Copy all the records exactly; the complete set is the expected result.
(Record extracts Opens)
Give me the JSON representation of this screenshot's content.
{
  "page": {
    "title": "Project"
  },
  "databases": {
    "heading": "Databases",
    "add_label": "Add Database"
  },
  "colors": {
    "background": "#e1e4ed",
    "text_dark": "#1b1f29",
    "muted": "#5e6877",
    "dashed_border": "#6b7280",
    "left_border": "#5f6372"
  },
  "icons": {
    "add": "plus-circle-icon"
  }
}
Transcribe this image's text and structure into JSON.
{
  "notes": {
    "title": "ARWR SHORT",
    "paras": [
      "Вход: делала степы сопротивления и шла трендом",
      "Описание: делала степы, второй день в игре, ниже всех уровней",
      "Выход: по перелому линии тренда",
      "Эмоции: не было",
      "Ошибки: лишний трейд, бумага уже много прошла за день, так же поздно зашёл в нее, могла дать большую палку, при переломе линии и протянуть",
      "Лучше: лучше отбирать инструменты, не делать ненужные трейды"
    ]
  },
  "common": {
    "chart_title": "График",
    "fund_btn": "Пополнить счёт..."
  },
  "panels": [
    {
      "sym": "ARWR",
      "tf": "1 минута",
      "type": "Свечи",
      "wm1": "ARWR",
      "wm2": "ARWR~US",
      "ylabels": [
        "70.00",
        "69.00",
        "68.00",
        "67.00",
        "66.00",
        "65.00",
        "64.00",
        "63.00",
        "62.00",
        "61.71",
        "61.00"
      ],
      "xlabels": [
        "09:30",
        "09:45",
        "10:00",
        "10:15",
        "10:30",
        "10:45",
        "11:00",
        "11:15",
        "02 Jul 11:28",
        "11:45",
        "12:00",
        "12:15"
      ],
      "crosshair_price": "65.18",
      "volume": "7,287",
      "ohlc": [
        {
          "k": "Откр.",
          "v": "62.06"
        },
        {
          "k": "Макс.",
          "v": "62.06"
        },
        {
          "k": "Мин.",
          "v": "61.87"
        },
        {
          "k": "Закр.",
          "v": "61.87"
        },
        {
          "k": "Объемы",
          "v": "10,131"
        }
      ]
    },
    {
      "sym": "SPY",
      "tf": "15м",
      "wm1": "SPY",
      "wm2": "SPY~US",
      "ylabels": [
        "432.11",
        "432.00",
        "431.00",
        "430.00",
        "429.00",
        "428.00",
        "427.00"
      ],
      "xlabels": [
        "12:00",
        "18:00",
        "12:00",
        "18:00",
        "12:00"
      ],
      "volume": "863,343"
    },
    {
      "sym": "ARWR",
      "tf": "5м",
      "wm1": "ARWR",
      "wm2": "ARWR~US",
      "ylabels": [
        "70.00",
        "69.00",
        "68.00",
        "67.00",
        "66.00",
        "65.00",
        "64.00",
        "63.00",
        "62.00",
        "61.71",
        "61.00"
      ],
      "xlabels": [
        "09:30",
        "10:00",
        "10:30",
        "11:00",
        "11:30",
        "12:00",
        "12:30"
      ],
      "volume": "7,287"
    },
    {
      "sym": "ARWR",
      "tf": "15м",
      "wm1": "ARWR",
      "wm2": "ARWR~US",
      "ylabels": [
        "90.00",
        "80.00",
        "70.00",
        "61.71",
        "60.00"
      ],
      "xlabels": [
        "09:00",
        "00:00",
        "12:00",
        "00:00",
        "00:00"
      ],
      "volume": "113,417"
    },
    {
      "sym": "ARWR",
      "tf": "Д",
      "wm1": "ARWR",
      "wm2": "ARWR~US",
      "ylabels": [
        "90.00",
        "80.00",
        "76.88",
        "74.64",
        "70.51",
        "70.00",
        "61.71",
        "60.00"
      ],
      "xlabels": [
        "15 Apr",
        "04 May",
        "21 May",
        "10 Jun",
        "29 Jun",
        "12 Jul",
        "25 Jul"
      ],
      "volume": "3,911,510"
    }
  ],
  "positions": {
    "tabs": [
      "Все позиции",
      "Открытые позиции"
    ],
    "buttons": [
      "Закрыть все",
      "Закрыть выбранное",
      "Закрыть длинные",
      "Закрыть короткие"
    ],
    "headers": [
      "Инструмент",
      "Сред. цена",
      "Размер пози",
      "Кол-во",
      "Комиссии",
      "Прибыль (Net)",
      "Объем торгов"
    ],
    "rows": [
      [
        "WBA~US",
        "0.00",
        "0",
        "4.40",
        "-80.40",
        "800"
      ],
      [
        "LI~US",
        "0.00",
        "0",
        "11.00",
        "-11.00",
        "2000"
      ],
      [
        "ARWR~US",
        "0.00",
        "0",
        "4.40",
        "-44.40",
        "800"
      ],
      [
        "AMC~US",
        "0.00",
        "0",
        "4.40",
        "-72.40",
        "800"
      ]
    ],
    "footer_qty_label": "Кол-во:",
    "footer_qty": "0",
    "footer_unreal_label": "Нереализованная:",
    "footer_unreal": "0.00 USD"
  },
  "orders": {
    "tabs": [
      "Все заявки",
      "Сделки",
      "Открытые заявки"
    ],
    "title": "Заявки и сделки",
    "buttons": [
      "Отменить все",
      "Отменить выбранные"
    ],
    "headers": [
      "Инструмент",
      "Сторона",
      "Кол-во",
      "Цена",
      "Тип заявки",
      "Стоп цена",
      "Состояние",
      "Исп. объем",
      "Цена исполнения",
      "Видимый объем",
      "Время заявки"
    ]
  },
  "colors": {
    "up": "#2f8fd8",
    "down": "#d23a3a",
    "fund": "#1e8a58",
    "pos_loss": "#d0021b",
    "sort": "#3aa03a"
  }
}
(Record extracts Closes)
• [Task response]:
Give me the JSON representation of this screenshot's content.
{
  "page": {
    "title": "Project"
  },
  "databases": {
    "heading": "Databases",
    "add_label": "Add Database"
  },
  "colors": {
    "background": "#e1e4ed",
    "text_dark": "#1b1f29",
    "muted": "#5e6877",
    "dashed_border": "#6b7280",
    "left_border": "#5f6372"
  },
  "icons": {
    "add": "plus-circle-icon"
  }
}
Transcribe this image's text and structure into JSON.
{
  "notes": {
    "title": "ARWR SHORT",
    "paras": [
      "Вход: делала степы сопротивления и шла трендом",
      "Описание: делала степы, второй день в игре, ниже всех уровней",
      "Выход: по перелому линии тренда",
      "Эмоции: не было",
      "Ошибки: лишний трейд, бумага уже много прошла за день, так же поздно зашёл в нее, могла дать большую палку, при переломе линии и протянуть",
      "Лучше: лучше отбирать инструменты, не делать ненужные трейды"
    ]
  },
  "common": {
    "chart_title": "График",
    "fund_btn": "Пополнить счёт..."
  },
  "panels": [
    {
      "sym": "ARWR",
      "tf": "1 минута",
      "type": "Свечи",
      "wm1": "ARWR",
      "wm2": "ARWR~US",
      "ylabels": [
        "70.00",
        "69.00",
        "68.00",
        "67.00",
        "66.00",
        "65.00",
        "64.00",
        "63.00",
        "62.00",
        "61.71",
        "61.00"
      ],
      "xlabels": [
        "09:30",
        "09:45",
        "10:00",
        "10:15",
        "10:30",
        "10:45",
        "11:00",
        "11:15",
        "02 Jul 11:28",
        "11:45",
        "12:00",
        "12:15"
      ],
      "crosshair_price": "65.18",
      "volume": "7,287",
      "ohlc": [
        {
          "k": "Откр.",
          "v": "62.06"
        },
        {
          "k": "Макс.",
          "v": "62.06"
        },
        {
          "k": "Мин.",
          "v": "61.87"
        },
        {
          "k": "Закр.",
          "v": "61.87"
        },
        {
          "k": "Объемы",
          "v": "10,131"
        }
      ]
    },
    {
      "sym": "SPY",
      "tf": "15м",
      "wm1": "SPY",
      "wm2": "SPY~US",
      "ylabels": [
        "432.11",
        "432.00",
        "431.00",
        "430.00",
        "429.00",
        "428.00",
        "427.00"
      ],
      "xlabels": [
        "12:00",
        "18:00",
        "12:00",
        "18:00",
        "12:00"
      ],
      "volume": "863,343"
    },
    {
      "sym": "ARWR",
      "tf": "5м",
      "wm1": "ARWR",
      "wm2": "ARWR~US",
      "ylabels": [
        "70.00",
        "69.00",
        "68.00",
        "67.00",
        "66.00",
        "65.00",
        "64.00",
        "63.00",
        "62.00",
        "61.71",
        "61.00"
      ],
      "xlabels": [
        "09:30",
        "10:00",
        "10:30",
        "11:00",
        "11:30",
        "12:00",
        "12:30"
      ],
      "volume": "7,287"
    },
    {
      "sym": "ARWR",
      "tf": "15м",
      "wm1": "ARWR",
      "wm2": "ARWR~US",
      "ylabels": [
        "90.00",
        "80.00",
        "70.00",
        "61.71",
        "60.00"
      ],
      "xlabels": [
        "09:00",
        "00:00",
        "12:00",
        "00:00",
        "00:00"
      ],
      "volume": "113,417"
    },
    {
      "sym": "ARWR",
      "tf": "Д",
      "wm1": "ARWR",
      "wm2": "ARWR~US",
      "ylabels": [
        "90.00",
        "80.00",
        "76.88",
        "74.64",
        "70.51",
        "70.00",
        "61.71",
        "60.00"
      ],
      "xlabels": [
        "15 Apr",
        "04 May",
        "21 May",
        "10 Jun",
        "29 Jun",
        "12 Jul",
        "25 Jul"
      ],
      "volume": "3,911,510"
    }
  ],
  "positions": {
    "tabs": [
      "Все позиции",
      "Открытые позиции"
    ],
    "buttons": [
      "Закрыть все",
      "Закрыть выбранное",
      "Закрыть длинные",
      "Закрыть короткие"
    ],
    "headers": [
      "Инструмент",
      "Сред. цена",
      "Размер пози",
      "Кол-во",
      "Комиссии",
      "Прибыль (Net)",
      "Объем торгов"
    ],
    "rows": [
      [
        "WBA~US",
        "0.00",
        "0",
        "4.40",
        "-80.40",
        "800"
      ],
      [
        "LI~US",
        "0.00",
        "0",
        "11.00",
        "-11.00",
        "2000"
      ],
      [
        "ARWR~US",
        "0.00",
        "0",
        "4.40",
        "-44.40",
        "800"
      ],
      [
        "AMC~US",
        "0.00",
        "0",
        "4.40",
        "-72.40",
        "800"
      ]
    ],
    "footer_qty_label": "Кол-во:",
    "footer_qty": "0",
    "footer_unreal_label": "Нереализованная:",
    "footer_unreal": "0.00 USD"
  },
  "orders": {
    "tabs": [
      "Все заявки",
      "Сделки",
      "Открытые заявки"
    ],
    "title": "Заявки и сделки",
    "buttons": [
      "Отменить все",
      "Отменить выбранные"
    ],
    "headers": [
      "Инструмент",
      "Сторона",
      "Кол-во",
      "Цена",
      "Тип заявки",
      "Стоп цена",
      "Состояние",
      "Исп. объем",
      "Цена исполнения",
      "Видимый объем",
      "Время заявки"
    ]
  },
  "colors": {
    "up": "#2f8fd8",
    "down": "#d23a3a",
    "fund": "#1e8a58",
    "pos_loss": "#d0021b",
    "sort": "#3aa03a"
  }
}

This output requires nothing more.